Restate word for word only the lines running from the one with "Output a JSON" to the end of the data, both ends included. Omit any pictures.

DATA ▸
== Segment start ==
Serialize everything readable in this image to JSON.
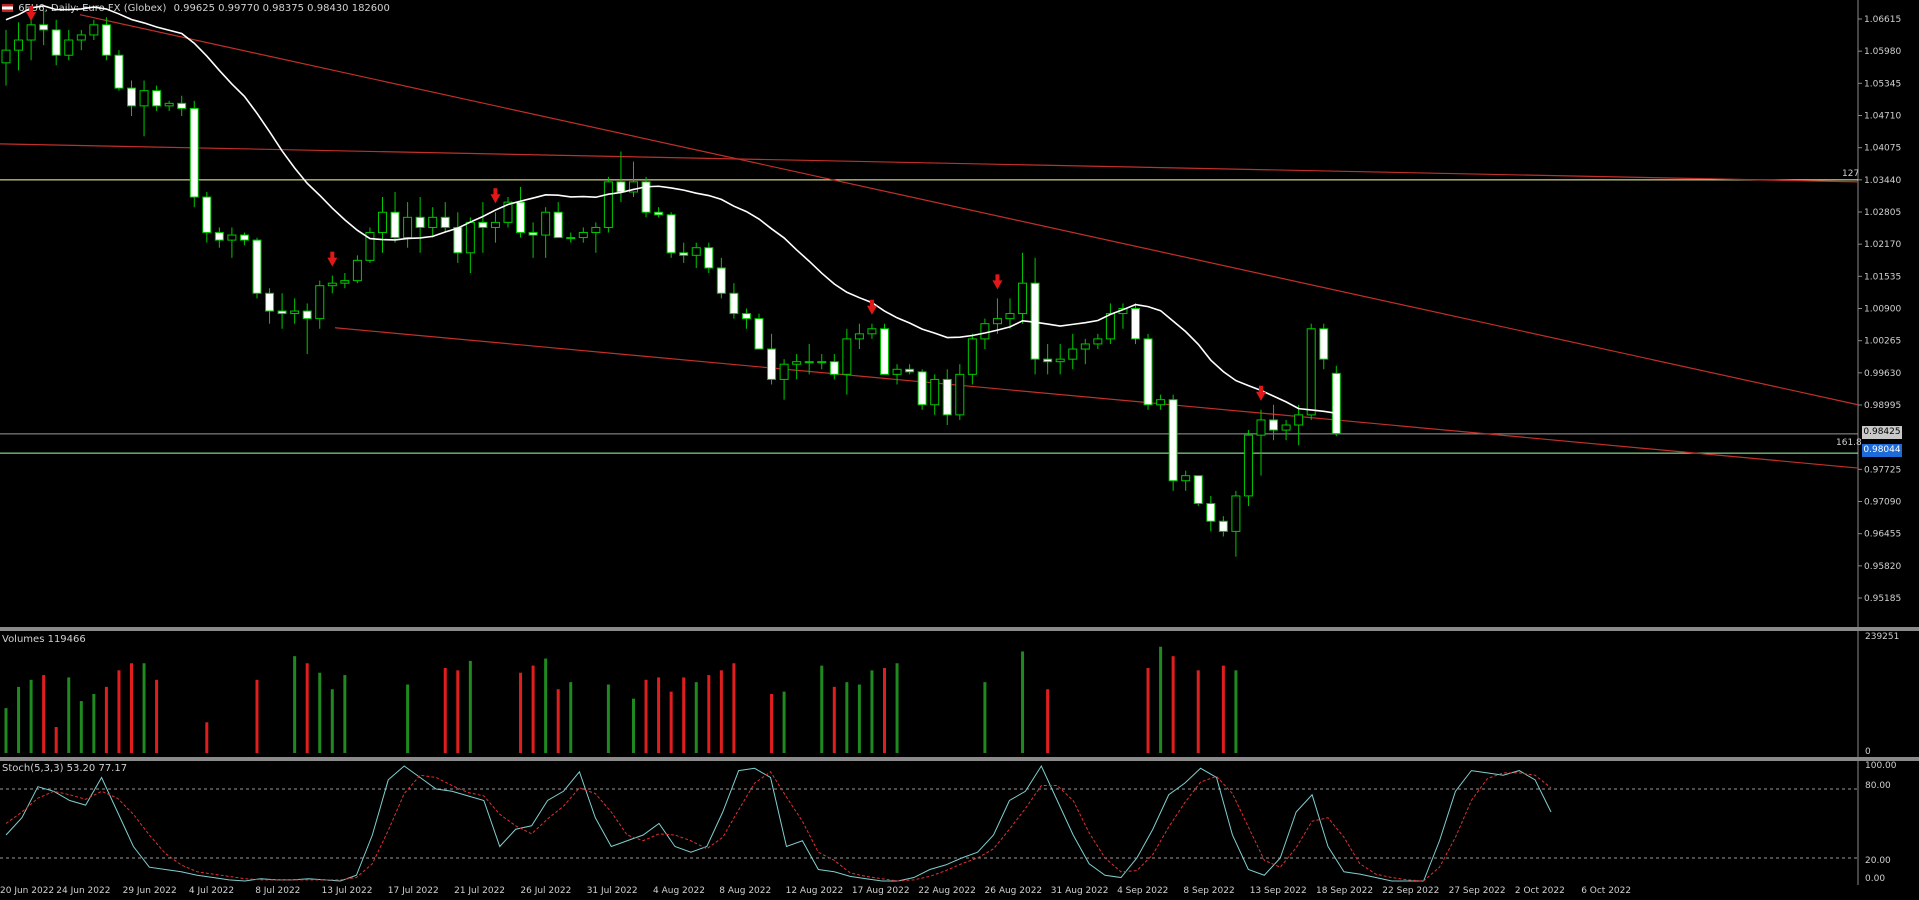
{
  "header": {
    "symbol": "6EU6",
    "timeframe": "Daily",
    "instrument": "Euro FX (Globex)",
    "ohlcv": "0.99625 0.99770 0.98375 0.98430 182600"
  },
  "price_axis": {
    "labels": [
      "1.06615",
      "1.05980",
      "1.05345",
      "1.04710",
      "1.04075",
      "1.03440",
      "1.02805",
      "1.02170",
      "1.01535",
      "1.00900",
      "1.00265",
      "0.99630",
      "0.98995",
      "0.98425",
      "0.98044",
      "0.97725",
      "0.97090",
      "0.96455",
      "0.95820",
      "0.95185"
    ],
    "bid_tag": "0.98425",
    "ask_tag": "0.98044",
    "ask_tag_color": "#1e6ad6"
  },
  "fib_levels": {
    "upper": "127",
    "lower": "161.8"
  },
  "volume_panel": {
    "title": "Volumes 119466",
    "max_label": "239251",
    "min_label": "0"
  },
  "stoch_panel": {
    "title": "Stoch(5,3,3) 53.20 77.17",
    "levels": [
      "100.00",
      "80.00",
      "20.00",
      "0.00"
    ]
  },
  "date_axis": [
    "20 Jun 2022",
    "24 Jun 2022",
    "29 Jun 2022",
    "4 Jul 2022",
    "8 Jul 2022",
    "13 Jul 2022",
    "17 Jul 2022",
    "21 Jul 2022",
    "26 Jul 2022",
    "31 Jul 2022",
    "4 Aug 2022",
    "8 Aug 2022",
    "12 Aug 2022",
    "17 Aug 2022",
    "22 Aug 2022",
    "26 Aug 2022",
    "31 Aug 2022",
    "4 Sep 2022",
    "8 Sep 2022",
    "13 Sep 2022",
    "18 Sep 2022",
    "22 Sep 2022",
    "27 Sep 2022",
    "2 Oct 2022",
    "6 Oct 2022"
  ],
  "colors": {
    "up_candle": "#000000",
    "down_candle": "#ffffff",
    "wick": "#00c800",
    "ma": "#ffffff",
    "trend": "#c0302a",
    "vol_up": "#1f8a1f",
    "vol_down": "#e11e1e",
    "stoch_main": "#7fcfcf",
    "stoch_signal": "#e03030"
  },
  "chart_data": {
    "type": "candlestick",
    "candles": [
      [
        1.0575,
        1.064,
        1.053,
        1.06
      ],
      [
        1.06,
        1.0655,
        1.056,
        1.062
      ],
      [
        1.062,
        1.0665,
        1.058,
        1.065
      ],
      [
        1.065,
        1.068,
        1.061,
        1.064
      ],
      [
        1.064,
        1.066,
        1.057,
        1.059
      ],
      [
        1.059,
        1.064,
        1.058,
        1.062
      ],
      [
        1.062,
        1.064,
        1.06,
        1.063
      ],
      [
        1.063,
        1.066,
        1.062,
        1.065
      ],
      [
        1.065,
        1.0665,
        1.058,
        1.059
      ],
      [
        1.059,
        1.06,
        1.052,
        1.0525
      ],
      [
        1.0525,
        1.054,
        1.047,
        1.049
      ],
      [
        1.049,
        1.054,
        1.043,
        1.052
      ],
      [
        1.052,
        1.053,
        1.048,
        1.049
      ],
      [
        1.049,
        1.05,
        1.048,
        1.0495
      ],
      [
        1.0495,
        1.051,
        1.047,
        1.0485
      ],
      [
        1.0485,
        1.05,
        1.029,
        1.031
      ],
      [
        1.031,
        1.032,
        1.022,
        1.024
      ],
      [
        1.024,
        1.025,
        1.021,
        1.0225
      ],
      [
        1.0225,
        1.025,
        1.019,
        1.0235
      ],
      [
        1.0235,
        1.024,
        1.0215,
        1.0225
      ],
      [
        1.0225,
        1.023,
        1.011,
        1.012
      ],
      [
        1.012,
        1.013,
        1.006,
        1.0085
      ],
      [
        1.0085,
        1.012,
        1.005,
        1.008
      ],
      [
        1.008,
        1.011,
        1.006,
        1.0085
      ],
      [
        1.0085,
        1.01,
        1.0,
        1.007
      ],
      [
        1.007,
        1.0145,
        1.005,
        1.0135
      ],
      [
        1.0135,
        1.0155,
        1.012,
        1.014
      ],
      [
        1.014,
        1.016,
        1.013,
        1.0145
      ],
      [
        1.0145,
        1.0195,
        1.014,
        1.0185
      ],
      [
        1.0185,
        1.025,
        1.018,
        1.024
      ],
      [
        1.024,
        1.031,
        1.02,
        1.028
      ],
      [
        1.028,
        1.032,
        1.022,
        1.023
      ],
      [
        1.023,
        1.03,
        1.021,
        1.027
      ],
      [
        1.027,
        1.031,
        1.02,
        1.025
      ],
      [
        1.025,
        1.029,
        1.023,
        1.027
      ],
      [
        1.027,
        1.03,
        1.024,
        1.025
      ],
      [
        1.025,
        1.028,
        1.018,
        1.02
      ],
      [
        1.02,
        1.027,
        1.016,
        1.026
      ],
      [
        1.026,
        1.03,
        1.02,
        1.025
      ],
      [
        1.025,
        1.028,
        1.022,
        1.026
      ],
      [
        1.026,
        1.031,
        1.025,
        1.03
      ],
      [
        1.03,
        1.033,
        1.023,
        1.024
      ],
      [
        1.024,
        1.026,
        1.019,
        1.0235
      ],
      [
        1.0235,
        1.029,
        1.019,
        1.028
      ],
      [
        1.028,
        1.03,
        1.023,
        1.023
      ],
      [
        1.023,
        1.024,
        1.022,
        1.023
      ],
      [
        1.023,
        1.025,
        1.022,
        1.024
      ],
      [
        1.024,
        1.026,
        1.02,
        1.025
      ],
      [
        1.025,
        1.035,
        1.024,
        1.034
      ],
      [
        1.034,
        1.04,
        1.03,
        1.032
      ],
      [
        1.032,
        1.038,
        1.031,
        1.034
      ],
      [
        1.034,
        1.035,
        1.027,
        1.028
      ],
      [
        1.028,
        1.029,
        1.027,
        1.0275
      ],
      [
        1.0275,
        1.028,
        1.019,
        1.02
      ],
      [
        1.02,
        1.022,
        1.018,
        1.0195
      ],
      [
        1.0195,
        1.022,
        1.017,
        1.021
      ],
      [
        1.021,
        1.022,
        1.016,
        1.017
      ],
      [
        1.017,
        1.019,
        1.011,
        1.012
      ],
      [
        1.012,
        1.014,
        1.007,
        1.008
      ],
      [
        1.008,
        1.009,
        1.005,
        1.007
      ],
      [
        1.007,
        1.008,
        1.001,
        1.001
      ],
      [
        1.001,
        1.004,
        0.994,
        0.995
      ],
      [
        0.995,
        0.999,
        0.991,
        0.998
      ],
      [
        0.998,
        1.0,
        0.995,
        0.9985
      ],
      [
        0.9985,
        1.002,
        0.996,
        0.9985
      ],
      [
        0.9985,
        1.0,
        0.997,
        0.9985
      ],
      [
        0.9985,
        1.0,
        0.995,
        0.996
      ],
      [
        0.996,
        1.005,
        0.992,
        1.003
      ],
      [
        1.003,
        1.006,
        1.001,
        1.004
      ],
      [
        1.004,
        1.006,
        1.003,
        1.005
      ],
      [
        1.005,
        1.006,
        0.996,
        0.996
      ],
      [
        0.996,
        0.998,
        0.994,
        0.997
      ],
      [
        0.997,
        0.998,
        0.996,
        0.9965
      ],
      [
        0.9965,
        0.997,
        0.989,
        0.99
      ],
      [
        0.99,
        0.996,
        0.988,
        0.995
      ],
      [
        0.995,
        0.997,
        0.986,
        0.988
      ],
      [
        0.988,
        0.998,
        0.987,
        0.996
      ],
      [
        0.996,
        1.004,
        0.994,
        1.003
      ],
      [
        1.003,
        1.007,
        1.001,
        1.006
      ],
      [
        1.006,
        1.011,
        1.004,
        1.007
      ],
      [
        1.007,
        1.011,
        1.005,
        1.008
      ],
      [
        1.008,
        1.02,
        1.006,
        1.014
      ],
      [
        1.014,
        1.019,
        0.996,
        0.999
      ],
      [
        0.999,
        1.002,
        0.996,
        0.9985
      ],
      [
        0.9985,
        1.002,
        0.996,
        0.999
      ],
      [
        0.999,
        1.004,
        0.997,
        1.001
      ],
      [
        1.001,
        1.003,
        0.998,
        1.002
      ],
      [
        1.002,
        1.004,
        1.001,
        1.003
      ],
      [
        1.003,
        1.01,
        1.002,
        1.008
      ],
      [
        1.008,
        1.01,
        1.005,
        1.009
      ],
      [
        1.009,
        1.01,
        1.002,
        1.003
      ],
      [
        1.003,
        1.004,
        0.989,
        0.99
      ],
      [
        0.99,
        0.992,
        0.989,
        0.991
      ],
      [
        0.991,
        0.992,
        0.973,
        0.975
      ],
      [
        0.975,
        0.977,
        0.973,
        0.976
      ],
      [
        0.976,
        0.976,
        0.97,
        0.9705
      ],
      [
        0.9705,
        0.972,
        0.965,
        0.967
      ],
      [
        0.967,
        0.968,
        0.964,
        0.965
      ],
      [
        0.965,
        0.973,
        0.96,
        0.972
      ],
      [
        0.972,
        0.985,
        0.97,
        0.984
      ],
      [
        0.984,
        0.989,
        0.976,
        0.987
      ],
      [
        0.987,
        0.99,
        0.983,
        0.985
      ],
      [
        0.985,
        0.987,
        0.983,
        0.986
      ],
      [
        0.986,
        0.99,
        0.982,
        0.988
      ],
      [
        0.988,
        1.006,
        0.987,
        1.005
      ],
      [
        1.005,
        1.006,
        0.997,
        0.999
      ],
      [
        0.9962,
        0.9977,
        0.9838,
        0.9843
      ]
    ],
    "signal_arrows_at_bars": [
      2,
      26,
      39,
      69,
      79,
      100
    ],
    "volumes": [
      95000,
      140000,
      155000,
      165000,
      55000,
      160000,
      110000,
      125000,
      140000,
      175000,
      190000,
      190000,
      155000,
      0,
      0,
      0,
      65000,
      0,
      0,
      0,
      155000,
      0,
      0,
      205000,
      190000,
      170000,
      135000,
      165000,
      0,
      0,
      0,
      0,
      145000,
      0,
      0,
      180000,
      175000,
      195000,
      0,
      0,
      0,
      170000,
      185000,
      200000,
      135000,
      150000,
      0,
      0,
      145000,
      0,
      115000,
      155000,
      160000,
      130000,
      160000,
      150000,
      165000,
      175000,
      190000,
      0,
      0,
      125000,
      130000,
      0,
      0,
      185000,
      140000,
      150000,
      145000,
      175000,
      180000,
      190000,
      0,
      0,
      0,
      0,
      0,
      0,
      150000,
      0,
      0,
      215000,
      0,
      135000,
      0,
      0,
      0,
      0,
      0,
      0,
      0,
      180000,
      225000,
      205000,
      0,
      175000,
      0,
      185000,
      175000,
      0,
      0,
      0,
      0,
      0,
      0,
      0,
      0,
      0,
      0,
      0,
      0,
      0,
      0,
      0,
      0,
      0,
      0,
      0,
      0,
      0,
      0,
      0
    ],
    "volume_colors": [
      "up",
      "up",
      "up",
      "up",
      "down",
      "up",
      "up",
      "up",
      "up",
      "up",
      "up",
      "up",
      "down",
      "up",
      "up",
      "up",
      "up",
      "up",
      "up",
      "up",
      "down",
      "up",
      "up",
      "down",
      "down",
      "up",
      "up",
      "down",
      "up",
      "up",
      "up",
      "up",
      "up",
      "up",
      "up",
      "up",
      "up",
      "up",
      "up",
      "up",
      "up",
      "up",
      "up",
      "up",
      "up",
      "up",
      "up",
      "up",
      "up",
      "up",
      "up",
      "up",
      "up",
      "up",
      "up",
      "up",
      "up",
      "up",
      "up",
      "up",
      "up",
      "up",
      "up",
      "up",
      "up",
      "up",
      "up",
      "up",
      "up",
      "up",
      "up",
      "up",
      "up",
      "up",
      "up",
      "up",
      "up",
      "up",
      "up",
      "up",
      "up",
      "up",
      "up",
      "up",
      "up",
      "up",
      "up",
      "up",
      "up",
      "up",
      "up",
      "up",
      "up",
      "up",
      "up",
      "up",
      "up",
      "up",
      "up",
      "up",
      "up",
      "up",
      "up",
      "up",
      "up",
      "up",
      "up",
      "up",
      "up",
      "up",
      "up",
      "up",
      "up",
      "up",
      "up",
      "up",
      "up",
      "up",
      "up"
    ],
    "stoch_main": [
      40,
      55,
      82,
      78,
      70,
      66,
      90,
      60,
      30,
      12,
      10,
      8,
      5,
      3,
      1,
      0,
      2,
      1,
      1,
      2,
      1,
      0,
      5,
      40,
      88,
      100,
      90,
      80,
      78,
      74,
      70,
      30,
      45,
      48,
      70,
      78,
      95,
      55,
      30,
      35,
      40,
      50,
      30,
      25,
      30,
      60,
      96,
      98,
      90,
      30,
      35,
      10,
      8,
      4,
      2,
      0,
      0,
      3,
      10,
      14,
      20,
      25,
      40,
      70,
      78,
      100,
      70,
      40,
      15,
      5,
      3,
      20,
      45,
      75,
      85,
      98,
      90,
      40,
      10,
      5,
      20,
      60,
      75,
      30,
      8,
      6,
      3,
      0,
      0,
      0,
      35,
      78,
      96,
      94,
      92,
      96,
      88,
      60
    ],
    "stoch_signal": [
      50,
      60,
      72,
      78,
      75,
      71,
      78,
      72,
      58,
      40,
      24,
      14,
      8,
      6,
      4,
      2,
      1,
      1,
      1,
      1,
      1,
      1,
      3,
      15,
      44,
      76,
      92,
      90,
      83,
      77,
      74,
      58,
      48,
      41,
      54,
      65,
      81,
      76,
      60,
      40,
      35,
      41,
      40,
      35,
      28,
      38,
      62,
      85,
      95,
      73,
      52,
      25,
      18,
      7,
      4,
      2,
      0,
      1,
      4,
      9,
      15,
      20,
      28,
      45,
      63,
      83,
      83,
      70,
      42,
      20,
      8,
      9,
      23,
      47,
      68,
      86,
      91,
      76,
      47,
      18,
      12,
      29,
      52,
      55,
      38,
      15,
      6,
      3,
      1,
      0,
      12,
      38,
      70,
      89,
      94,
      94,
      92,
      81
    ]
  }
}
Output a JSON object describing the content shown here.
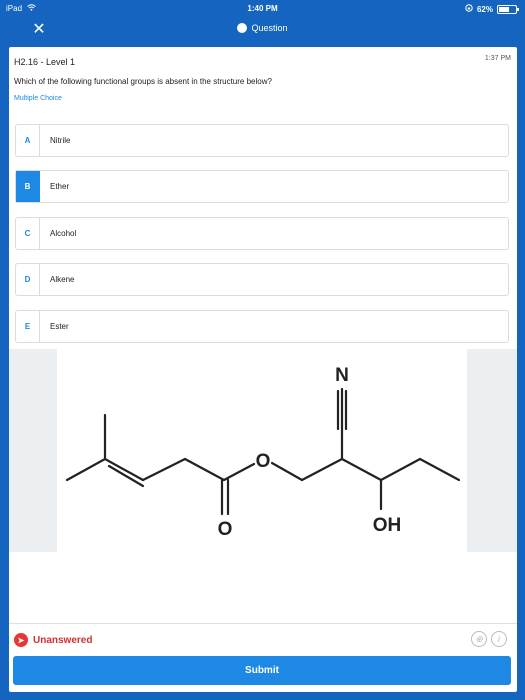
{
  "status_bar": {
    "device": "iPad",
    "time": "1:40 PM",
    "battery_text": "62%",
    "battery_level": 0.62
  },
  "nav": {
    "title": "Question"
  },
  "question": {
    "id_label": "H2.16 - Level 1",
    "time": "1:37 PM",
    "prompt": "Which of the following functional groups is absent in the structure below?",
    "type": "Multiple Choice",
    "selected": "B",
    "options": [
      {
        "letter": "A",
        "label": "Nitrile"
      },
      {
        "letter": "B",
        "label": "Ether"
      },
      {
        "letter": "C",
        "label": "Alcohol"
      },
      {
        "letter": "D",
        "label": "Alkene"
      },
      {
        "letter": "E",
        "label": "Ester"
      }
    ]
  },
  "structure": {
    "atom_n": "N",
    "atom_o_ester": "O",
    "atom_o_carbonyl": "O",
    "atom_oh": "OH"
  },
  "footer": {
    "status": "Unanswered",
    "submit_label": "Submit"
  },
  "icons": {
    "wifi": "wifi-icon",
    "close": "close-icon",
    "chat": "chat-icon",
    "alert": "alert-icon",
    "hint": "hint-icon",
    "info": "info-icon"
  },
  "colors": {
    "primary": "#1e88e5",
    "header": "#1565c0",
    "alert": "#e53935"
  }
}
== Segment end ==
OUTPUT OF THE EXERCISE ▸
Output a JSON object describing the content shown here.
{
  "status_bar": {
    "device": "iPad",
    "time": "1:40 PM",
    "battery_text": "62%",
    "battery_level": 0.62
  },
  "nav": {
    "title": "Question"
  },
  "question": {
    "id_label": "H2.16 - Level 1",
    "time": "1:37 PM",
    "prompt": "Which of the following functional groups is absent in the structure below?",
    "type": "Multiple Choice",
    "selected": "B",
    "options": [
      {
        "letter": "A",
        "label": "Nitrile"
      },
      {
        "letter": "B",
        "label": "Ether"
      },
      {
        "letter": "C",
        "label": "Alcohol"
      },
      {
        "letter": "D",
        "label": "Alkene"
      },
      {
        "letter": "E",
        "label": "Ester"
      }
    ]
  },
  "structure": {
    "atom_n": "N",
    "atom_o_ester": "O",
    "atom_o_carbonyl": "O",
    "atom_oh": "OH"
  },
  "footer": {
    "status": "Unanswered",
    "submit_label": "Submit"
  },
  "icons": {
    "wifi": "wifi-icon",
    "close": "close-icon",
    "chat": "chat-icon",
    "alert": "alert-icon",
    "hint": "hint-icon",
    "info": "info-icon"
  },
  "colors": {
    "primary": "#1e88e5",
    "header": "#1565c0",
    "alert": "#e53935"
  }
}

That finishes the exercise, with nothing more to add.